My grandmother was a lady. She wore fox fur stoles (whose beady green eyes scared me to death), was impeccably dressed, and always had her hair professionally “done.” She was obsessed with genealogy and the work of the Daughters of the Revolution (DAR). She hand painted china plates, kept every post card or birthday card she ever received, and loved Disney movies. Born in 1884, she was the granddaughter of Isaac Fairbanks, an agricultural agent who welcomed the Dutch settlers of Holland, Michigan to his territory and invited their leader, Albertus Van Raalte, to stay in his cabin while Van Raalte built his own. (He also had the unenviable job of attempting to persuade Native Americans who called this territory home to farm. )
At the age of 24, against the “better judgment” of her English parents, my grandmother married a Dutch boy who played semi-pro baseball on Sundays. He became a well-known entrepreneur and politician; she, whose childhood task was leading the cows home from pasture, became a society wife. Her first son died soon after birth, something I never heard her (or anyone) talk about. Her other children, a son who carried the burden of the name Bill Jr. and my mother, brought their own stress to her life. Bill, Jr. had an alcohol problem most of his life – something else we never talked about. My mother suffered through a serious case of rheumatic fever which kept her in bed for a year during elementary school and turned her into a feisty fighter who did not want to be protected by her parents.
While she spent a few years as a kindergarten teacher, for most of her married life Grandma was the wife of a successful businessman. But for several years she also was a politician’s wife. I often wonder how she felt about being thrust in that limelight. Grandpa served as a Holland city councilman in the 1930’s, was elected in 1944 as a Republican state senator and was reelected in 1946 and 1948. During his six years as a state senator, he remained very active in local projects, including arranging for Parke Davis and Company plant to locate in Holland and also aiding in negotiations to establish Baker Furniture Company in Holland.
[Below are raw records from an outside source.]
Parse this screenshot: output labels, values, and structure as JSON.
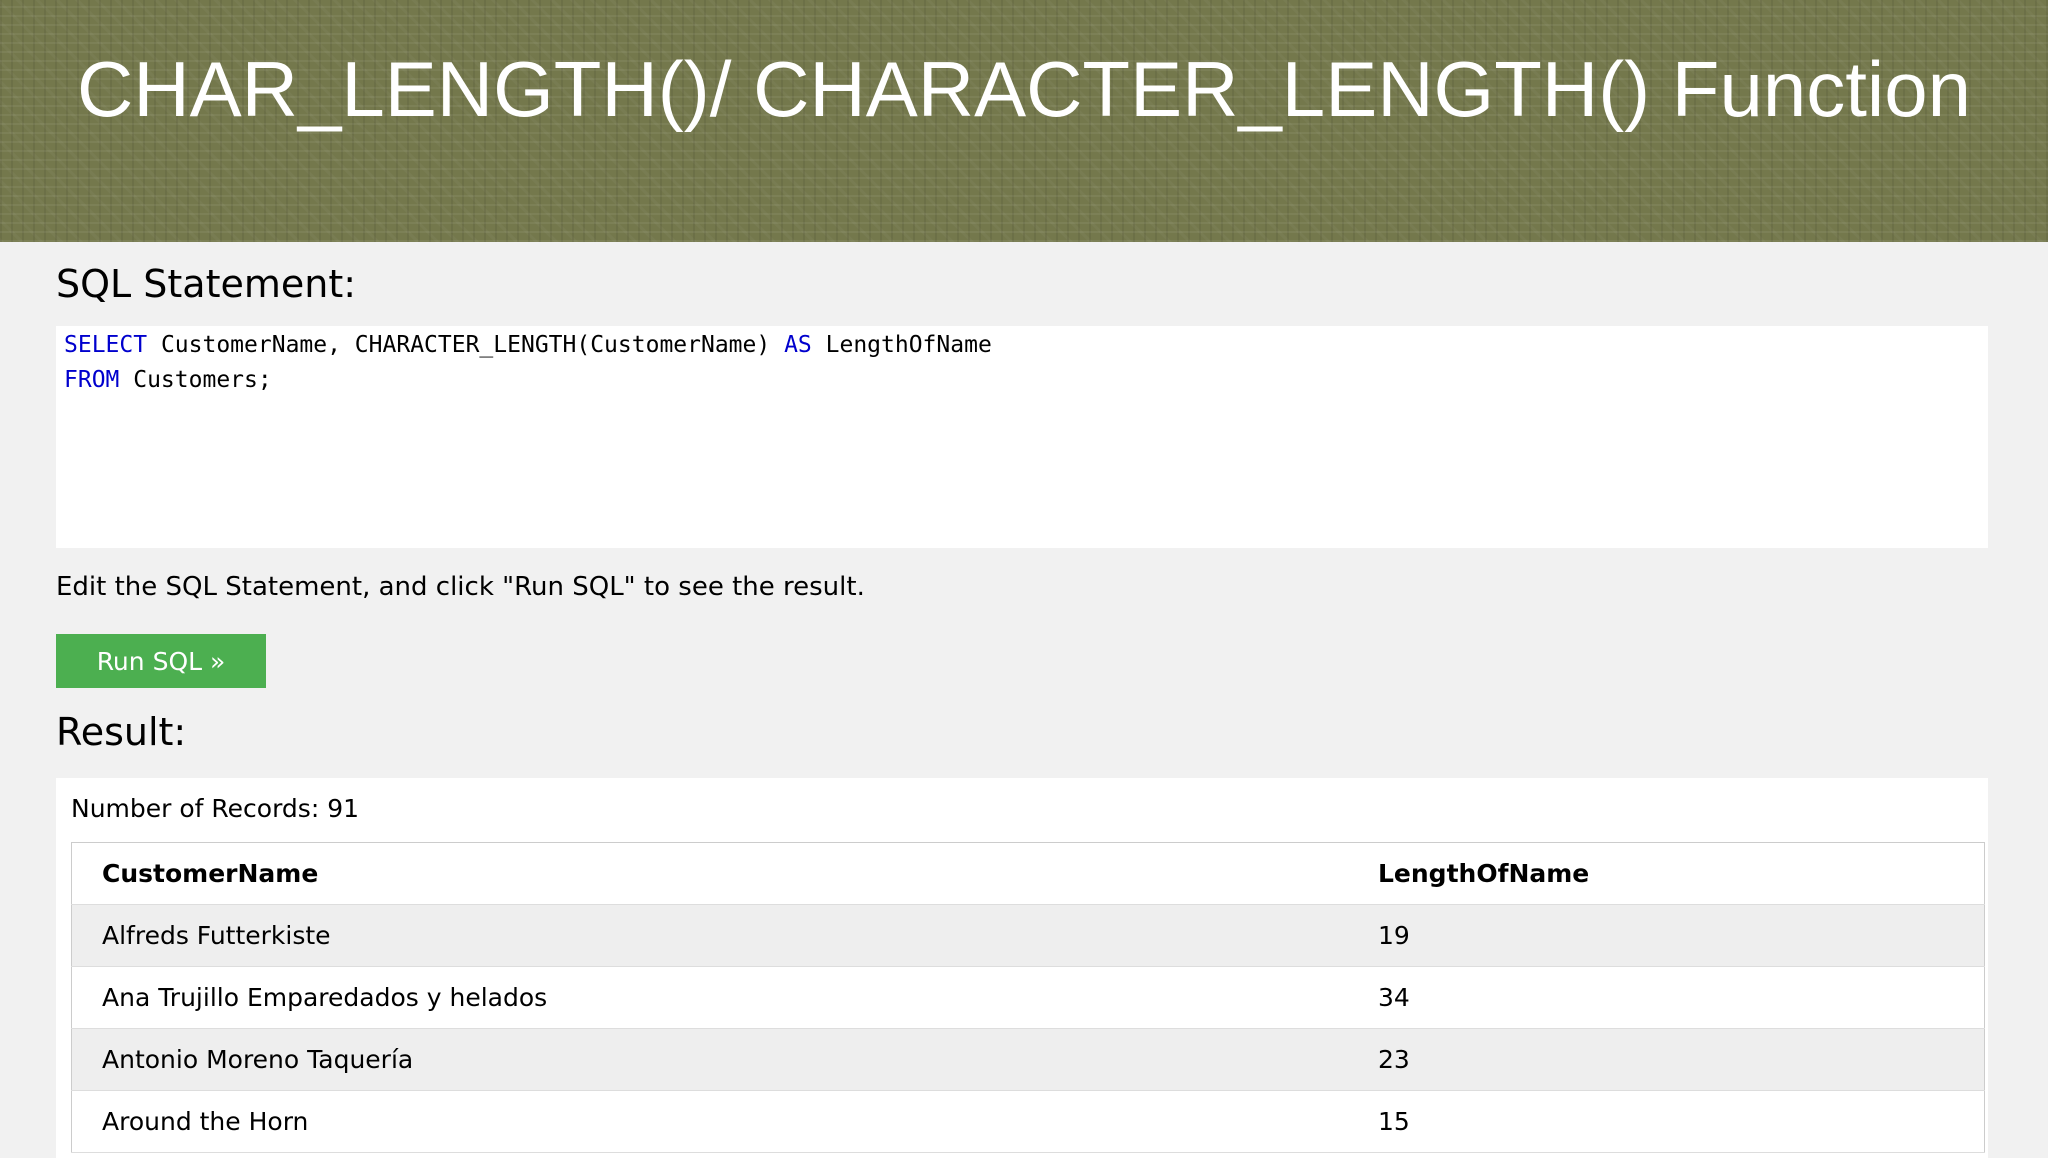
{
  "banner": {
    "title": "CHAR_LENGTH()/ CHARACTER_LENGTH() Function"
  },
  "sql_section": {
    "heading": "SQL Statement:",
    "code": {
      "line1": {
        "kw1": "SELECT",
        "part1": " CustomerName, CHARACTER_LENGTH(CustomerName) ",
        "kw2": "AS",
        "part2": " LengthOfName"
      },
      "line2": {
        "kw1": "FROM",
        "part1": " Customers;"
      }
    },
    "hint": "Edit the SQL Statement, and click \"Run SQL\" to see the result.",
    "run_button": "Run SQL »"
  },
  "result_section": {
    "heading": "Result:",
    "records_label": "Number of Records: 91",
    "columns": [
      "CustomerName",
      "LengthOfName"
    ],
    "rows": [
      [
        "Alfreds Futterkiste",
        "19"
      ],
      [
        "Ana Trujillo Emparedados y helados",
        "34"
      ],
      [
        "Antonio Moreno Taquería",
        "23"
      ],
      [
        "Around the Horn",
        "15"
      ]
    ]
  },
  "colors": {
    "banner_bg": "#74784c",
    "button_bg": "#4caf50",
    "keyword": "#0000cd"
  }
}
He was a strong proponent of a bridge over the Straits of Mackinac and active in early studies of that project. In 1950, he was elected lieutenant governor, serving under Democratic Governor G. Mennen Williams. In 1952, he was unsuccessful in a bid for the Republican gubernatorial nomination.
I was young during grandpa’s political career, but it had a big effect on me. My life as a (closeted Democratic) political junkie began then. I lived with my grandparents off and on during that time as my mother struggled to cope with my father’s death in WW II. I remember helping grandma in a tiny apartment kitchen in Lansing, MI and riding my tricycle in the capitol rotunda while my grandfather conversed with other politicians.
I also remember grandma sitting at the big dining room table in their home in Holland (the place that had also been her childhood home) addressing Christmas cards to hundreds of friends, politicos, and constituents – no staff for this senator’s wife. I remember her perched at her beautiful desk in a little alcove, writing letters or working on her genealogy projects, framed by the view of a large white trellis filled with red roses. I remember stuffing celery stalks and spreading date nut bread with cream cheese and sliced olives, a ritual she supervised every Sunday night before our whole family watched Ed Sullivan.
Grandma died at the age 84, forty-four days after Grandpa died unexpectedly of a heart attack. They were married for more than 60 years. I know her life could be difficult. I know she slept alone, but not well, upstairs and often didn’t come down until late morning. I never heard my grandmother raise her voice. I never saw her argue with my opinionated grandfather. I never heard her cry over her son. I never heard her fight with my headstrong mother. Perhaps these events occurred, but not in my presence. When my life was difficult, she was the one person I knew would be the same today and tomorrow as she was yesterday. And that was the most important legacy she could have given me.